Mild and hot salsa are served with tortilla chips to Chi-Chi's patrons free of charge.
At a news conference in Beaver County yesterday, health authorities could not say what amount of green onion a person had to eat to get sick. They could not say for certain whether the virus might have contaminated other food items or serving utensils touched by the tainted salsa.
"I'm sure that's possible," said Joel Hersh, the state's director of epidemiology. "But we have no evidence of cross-contamination."
Health authorities said the tainted green onions -- shipped in 81/2-pound crates and wrapped in bundles of eight -- were not distributed to other restaurants, although they couldn't explain why.
"We have no indication to believe that other restaurants are implicated in this or have been the source of other infections," said Dr. Calvin B. Johnson, secretary of the Pennsylvania Department of Health.
Still, federal authorities are urging people to refrain from eating raw green onions.
"If you're going to eat green onions, cook them thoroughly," McLean said.
Chi-Chi's pulled green onions from its other restaurants in Western Pennsylvania and across the nation.
The restaurant at the Beaver Valley Mall voluntarily closed on Nov. 3 and is not expected to reopen until at least Jan. 2.
Before they targeted the widely used green onions, state investigators examined about 102 ingredients used to prepare meals at Chi-Chi's. They interviewed hundreds of patrons, trying to jog their memories about what they ate and when they ate.
The investigation initially targeted restaurant workers because hepatitis A is usually transmitted when infected people do not properly wash their hands after going to the bathroom. Authorities have ruled out that angle. At least 13 Chi-Chi's workers were sickened by the virus.
On Thursday, FDA officials ordered inspectors at the Mexican border to hold for examination any green onions coming from the three firms linked to other hepatitis A outbreaks.

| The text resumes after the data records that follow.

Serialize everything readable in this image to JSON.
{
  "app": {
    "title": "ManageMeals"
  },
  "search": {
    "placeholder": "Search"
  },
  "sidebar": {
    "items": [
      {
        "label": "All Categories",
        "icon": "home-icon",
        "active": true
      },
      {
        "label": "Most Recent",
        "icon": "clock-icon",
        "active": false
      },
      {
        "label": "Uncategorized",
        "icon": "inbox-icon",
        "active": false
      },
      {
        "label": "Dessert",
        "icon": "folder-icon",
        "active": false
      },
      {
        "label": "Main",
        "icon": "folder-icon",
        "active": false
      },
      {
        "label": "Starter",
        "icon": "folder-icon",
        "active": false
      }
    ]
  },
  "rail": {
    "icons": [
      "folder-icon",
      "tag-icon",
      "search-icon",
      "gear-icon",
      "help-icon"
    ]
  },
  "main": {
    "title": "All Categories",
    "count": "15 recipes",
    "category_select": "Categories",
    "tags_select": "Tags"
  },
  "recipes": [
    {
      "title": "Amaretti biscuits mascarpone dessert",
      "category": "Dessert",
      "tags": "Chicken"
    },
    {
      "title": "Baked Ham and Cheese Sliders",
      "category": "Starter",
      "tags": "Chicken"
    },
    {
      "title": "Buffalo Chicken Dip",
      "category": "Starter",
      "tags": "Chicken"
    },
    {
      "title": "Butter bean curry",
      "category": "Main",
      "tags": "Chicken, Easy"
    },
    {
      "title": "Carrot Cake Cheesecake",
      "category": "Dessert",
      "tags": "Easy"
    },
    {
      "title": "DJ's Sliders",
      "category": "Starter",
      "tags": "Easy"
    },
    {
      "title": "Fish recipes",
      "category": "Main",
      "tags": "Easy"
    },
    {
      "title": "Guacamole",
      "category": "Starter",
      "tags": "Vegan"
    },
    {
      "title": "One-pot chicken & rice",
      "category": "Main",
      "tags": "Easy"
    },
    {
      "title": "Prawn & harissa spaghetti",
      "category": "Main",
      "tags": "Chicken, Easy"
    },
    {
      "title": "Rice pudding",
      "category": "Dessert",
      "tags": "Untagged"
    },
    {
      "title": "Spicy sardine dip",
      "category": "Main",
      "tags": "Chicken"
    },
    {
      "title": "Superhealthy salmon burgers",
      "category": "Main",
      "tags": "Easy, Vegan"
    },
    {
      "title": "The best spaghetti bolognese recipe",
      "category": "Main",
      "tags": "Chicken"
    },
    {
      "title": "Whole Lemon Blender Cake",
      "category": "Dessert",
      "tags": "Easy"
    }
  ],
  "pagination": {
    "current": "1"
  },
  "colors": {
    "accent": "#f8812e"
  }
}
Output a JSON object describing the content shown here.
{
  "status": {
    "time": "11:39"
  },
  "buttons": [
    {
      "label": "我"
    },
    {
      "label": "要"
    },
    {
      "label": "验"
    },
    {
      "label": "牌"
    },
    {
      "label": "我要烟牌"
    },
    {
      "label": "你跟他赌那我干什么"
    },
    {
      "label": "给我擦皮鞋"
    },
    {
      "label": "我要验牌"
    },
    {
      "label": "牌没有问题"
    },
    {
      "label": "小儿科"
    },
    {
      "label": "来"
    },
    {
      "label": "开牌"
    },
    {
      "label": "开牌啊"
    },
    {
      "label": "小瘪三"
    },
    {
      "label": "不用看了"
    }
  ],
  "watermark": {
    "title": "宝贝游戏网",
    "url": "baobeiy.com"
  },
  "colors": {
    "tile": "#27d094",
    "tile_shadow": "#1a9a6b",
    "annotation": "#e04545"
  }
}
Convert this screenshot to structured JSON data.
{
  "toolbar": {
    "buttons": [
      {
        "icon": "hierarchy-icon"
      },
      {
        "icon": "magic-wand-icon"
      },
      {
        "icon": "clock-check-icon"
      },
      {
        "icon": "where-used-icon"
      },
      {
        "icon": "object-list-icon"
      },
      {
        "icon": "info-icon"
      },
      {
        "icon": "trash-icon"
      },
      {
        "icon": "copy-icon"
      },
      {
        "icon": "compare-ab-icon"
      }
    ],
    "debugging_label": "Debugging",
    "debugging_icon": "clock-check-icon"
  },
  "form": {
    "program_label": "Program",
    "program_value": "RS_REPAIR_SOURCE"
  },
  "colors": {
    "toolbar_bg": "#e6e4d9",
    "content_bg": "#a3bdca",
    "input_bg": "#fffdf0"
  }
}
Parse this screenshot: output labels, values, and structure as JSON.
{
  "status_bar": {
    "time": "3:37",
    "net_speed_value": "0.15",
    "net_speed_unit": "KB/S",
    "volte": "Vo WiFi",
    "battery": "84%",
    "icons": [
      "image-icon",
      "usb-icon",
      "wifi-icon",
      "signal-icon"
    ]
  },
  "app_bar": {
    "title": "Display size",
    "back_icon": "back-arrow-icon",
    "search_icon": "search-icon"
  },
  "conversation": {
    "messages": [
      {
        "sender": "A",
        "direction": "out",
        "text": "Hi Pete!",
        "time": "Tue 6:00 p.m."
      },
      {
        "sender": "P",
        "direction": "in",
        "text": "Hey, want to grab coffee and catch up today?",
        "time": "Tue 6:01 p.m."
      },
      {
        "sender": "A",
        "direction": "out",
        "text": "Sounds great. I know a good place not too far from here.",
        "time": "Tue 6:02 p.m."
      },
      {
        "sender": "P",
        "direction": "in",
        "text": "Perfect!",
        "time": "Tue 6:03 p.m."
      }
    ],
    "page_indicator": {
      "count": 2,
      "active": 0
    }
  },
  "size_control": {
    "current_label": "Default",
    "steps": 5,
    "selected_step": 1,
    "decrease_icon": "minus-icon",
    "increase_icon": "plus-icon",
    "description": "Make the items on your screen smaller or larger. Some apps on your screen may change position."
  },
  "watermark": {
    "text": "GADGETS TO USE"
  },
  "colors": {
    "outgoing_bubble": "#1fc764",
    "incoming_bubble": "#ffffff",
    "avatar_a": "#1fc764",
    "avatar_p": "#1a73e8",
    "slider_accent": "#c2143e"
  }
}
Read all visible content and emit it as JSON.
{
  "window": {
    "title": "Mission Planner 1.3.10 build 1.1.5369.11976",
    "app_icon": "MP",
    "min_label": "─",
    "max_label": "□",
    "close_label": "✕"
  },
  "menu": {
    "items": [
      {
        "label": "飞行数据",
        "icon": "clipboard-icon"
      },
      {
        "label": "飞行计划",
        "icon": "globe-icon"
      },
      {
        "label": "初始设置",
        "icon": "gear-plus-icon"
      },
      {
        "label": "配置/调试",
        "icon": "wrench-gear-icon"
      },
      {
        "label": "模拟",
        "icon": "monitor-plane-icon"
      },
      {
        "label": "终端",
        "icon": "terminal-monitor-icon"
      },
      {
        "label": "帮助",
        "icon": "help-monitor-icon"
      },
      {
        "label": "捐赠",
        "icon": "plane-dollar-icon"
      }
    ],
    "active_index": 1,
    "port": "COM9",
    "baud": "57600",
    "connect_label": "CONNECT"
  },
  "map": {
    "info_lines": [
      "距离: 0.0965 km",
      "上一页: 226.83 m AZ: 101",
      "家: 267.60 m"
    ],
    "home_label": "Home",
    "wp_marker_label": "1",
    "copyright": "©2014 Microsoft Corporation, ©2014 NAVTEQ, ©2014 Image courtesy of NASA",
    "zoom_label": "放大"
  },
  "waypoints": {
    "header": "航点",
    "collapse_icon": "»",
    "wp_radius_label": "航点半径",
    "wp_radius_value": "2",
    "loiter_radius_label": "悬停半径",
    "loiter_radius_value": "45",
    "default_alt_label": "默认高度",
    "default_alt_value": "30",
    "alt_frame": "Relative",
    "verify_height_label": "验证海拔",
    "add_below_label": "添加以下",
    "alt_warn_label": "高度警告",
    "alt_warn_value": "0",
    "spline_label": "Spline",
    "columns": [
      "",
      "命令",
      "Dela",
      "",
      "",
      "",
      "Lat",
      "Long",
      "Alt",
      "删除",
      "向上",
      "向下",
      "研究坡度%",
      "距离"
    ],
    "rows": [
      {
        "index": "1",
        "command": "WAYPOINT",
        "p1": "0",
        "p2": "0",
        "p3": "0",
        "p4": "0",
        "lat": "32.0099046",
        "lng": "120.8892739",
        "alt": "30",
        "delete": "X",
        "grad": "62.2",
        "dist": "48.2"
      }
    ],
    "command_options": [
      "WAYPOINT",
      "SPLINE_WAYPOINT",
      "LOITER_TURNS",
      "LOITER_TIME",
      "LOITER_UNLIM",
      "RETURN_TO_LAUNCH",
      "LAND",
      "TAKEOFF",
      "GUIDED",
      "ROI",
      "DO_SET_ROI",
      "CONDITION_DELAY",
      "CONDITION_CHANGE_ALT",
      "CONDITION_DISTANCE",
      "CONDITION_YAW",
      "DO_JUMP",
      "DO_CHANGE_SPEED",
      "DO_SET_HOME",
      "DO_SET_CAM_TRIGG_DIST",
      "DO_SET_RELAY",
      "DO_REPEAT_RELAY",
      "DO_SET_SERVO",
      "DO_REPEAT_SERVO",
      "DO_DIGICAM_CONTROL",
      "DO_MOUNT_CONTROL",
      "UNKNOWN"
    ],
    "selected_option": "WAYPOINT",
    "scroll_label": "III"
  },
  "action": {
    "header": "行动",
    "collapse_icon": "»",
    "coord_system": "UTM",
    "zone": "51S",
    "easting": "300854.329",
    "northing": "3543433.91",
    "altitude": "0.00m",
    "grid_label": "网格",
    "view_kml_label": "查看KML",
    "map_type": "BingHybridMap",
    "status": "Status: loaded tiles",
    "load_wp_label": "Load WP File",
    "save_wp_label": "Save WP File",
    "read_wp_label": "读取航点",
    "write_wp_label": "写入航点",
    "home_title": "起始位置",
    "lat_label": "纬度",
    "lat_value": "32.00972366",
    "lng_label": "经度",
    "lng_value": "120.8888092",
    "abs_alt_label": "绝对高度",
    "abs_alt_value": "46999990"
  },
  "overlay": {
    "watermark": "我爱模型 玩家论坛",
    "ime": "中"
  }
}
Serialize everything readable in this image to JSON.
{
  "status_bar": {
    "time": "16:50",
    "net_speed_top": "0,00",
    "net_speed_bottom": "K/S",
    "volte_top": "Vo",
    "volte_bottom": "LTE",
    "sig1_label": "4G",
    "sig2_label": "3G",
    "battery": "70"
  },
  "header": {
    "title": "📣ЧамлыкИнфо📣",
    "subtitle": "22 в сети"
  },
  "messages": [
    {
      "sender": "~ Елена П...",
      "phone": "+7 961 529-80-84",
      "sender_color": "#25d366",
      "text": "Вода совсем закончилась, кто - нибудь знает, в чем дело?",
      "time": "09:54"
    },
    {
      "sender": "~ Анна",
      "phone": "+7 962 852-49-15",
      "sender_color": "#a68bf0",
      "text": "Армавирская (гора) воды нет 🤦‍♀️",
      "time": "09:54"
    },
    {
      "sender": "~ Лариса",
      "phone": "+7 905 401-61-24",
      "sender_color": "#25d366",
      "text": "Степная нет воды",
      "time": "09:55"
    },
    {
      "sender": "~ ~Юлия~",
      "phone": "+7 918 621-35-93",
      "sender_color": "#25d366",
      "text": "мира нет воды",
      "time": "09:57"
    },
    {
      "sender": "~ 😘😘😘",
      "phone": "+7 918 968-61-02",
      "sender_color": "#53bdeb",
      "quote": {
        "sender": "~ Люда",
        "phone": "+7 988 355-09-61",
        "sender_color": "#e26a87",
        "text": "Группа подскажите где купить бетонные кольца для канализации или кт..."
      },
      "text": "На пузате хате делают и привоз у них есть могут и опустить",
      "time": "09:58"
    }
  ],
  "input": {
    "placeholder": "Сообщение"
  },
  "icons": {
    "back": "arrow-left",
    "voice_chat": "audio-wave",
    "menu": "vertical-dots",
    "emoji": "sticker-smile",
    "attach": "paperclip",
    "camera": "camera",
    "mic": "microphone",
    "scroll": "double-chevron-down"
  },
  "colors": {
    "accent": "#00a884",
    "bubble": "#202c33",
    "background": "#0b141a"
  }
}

|By the numbers|
Source: Pennsylvania Department of Health, U.S. Centers for Disease Control and Prevention